After the three-week gap for the annual shutdown of most manufacturers, the first Reserve Bank of Zimbabwe auction for this year saw a record demand and allocation of US$35,843 million, and the average exchange rate moving just 0,3 percent to $82,09 to US$1.
With the bulk of foreign currency from the auction allocated to the productive sectors, indications are that these businesses in farming, mining and manufacturing, all permitted in a level four lockdown, have been little affected by the latest lockdown, tightening in the second wave of Covid-19 infections.
The Zimbabwe dollar opened the new year steady, shifting by a marginal 0,3043 percent to $82,0914 from $81,7866 to the United States dollar after yesterday’s auction.
This well within the range of movements within the range of $83,3994 to $81,3458 since the end of August when the local currency achieved a high level of stability.
Total allocations this week rose to US$35,843 million from US$29,58 million for the December 21 auction.

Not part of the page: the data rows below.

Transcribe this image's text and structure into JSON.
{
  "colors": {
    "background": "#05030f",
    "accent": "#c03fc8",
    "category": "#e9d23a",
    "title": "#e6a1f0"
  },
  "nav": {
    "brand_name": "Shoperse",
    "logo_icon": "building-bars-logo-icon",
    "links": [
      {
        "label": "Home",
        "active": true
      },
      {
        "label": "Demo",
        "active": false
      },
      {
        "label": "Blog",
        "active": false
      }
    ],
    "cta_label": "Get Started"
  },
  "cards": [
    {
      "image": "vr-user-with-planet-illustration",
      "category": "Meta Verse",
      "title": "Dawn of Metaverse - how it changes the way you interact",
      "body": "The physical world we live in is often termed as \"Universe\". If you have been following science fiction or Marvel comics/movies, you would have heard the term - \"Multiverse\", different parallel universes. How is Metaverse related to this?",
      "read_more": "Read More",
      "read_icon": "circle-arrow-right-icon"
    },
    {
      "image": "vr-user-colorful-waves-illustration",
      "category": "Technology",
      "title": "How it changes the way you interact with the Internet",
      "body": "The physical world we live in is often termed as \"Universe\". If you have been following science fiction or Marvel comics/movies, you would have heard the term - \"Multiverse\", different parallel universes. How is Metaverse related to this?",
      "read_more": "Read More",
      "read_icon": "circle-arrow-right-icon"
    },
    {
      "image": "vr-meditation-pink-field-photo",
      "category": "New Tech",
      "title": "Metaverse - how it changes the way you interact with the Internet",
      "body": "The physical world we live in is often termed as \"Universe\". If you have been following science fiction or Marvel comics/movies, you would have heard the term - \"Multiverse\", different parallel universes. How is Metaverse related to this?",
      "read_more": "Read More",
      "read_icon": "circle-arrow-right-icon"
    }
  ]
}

Of that total, the bigger corporations accounted for the bulk of allocations at US$33,024 million, and the SMEs segment accounted for US$2,81 million. The Reserve Bank has already taken steps to ensure growing flows of foreign currency for the auctions by decreasing the percentage exporters are allowed to retain, although in return, allowing them to keep these retained earnings indefinitely to build reserves.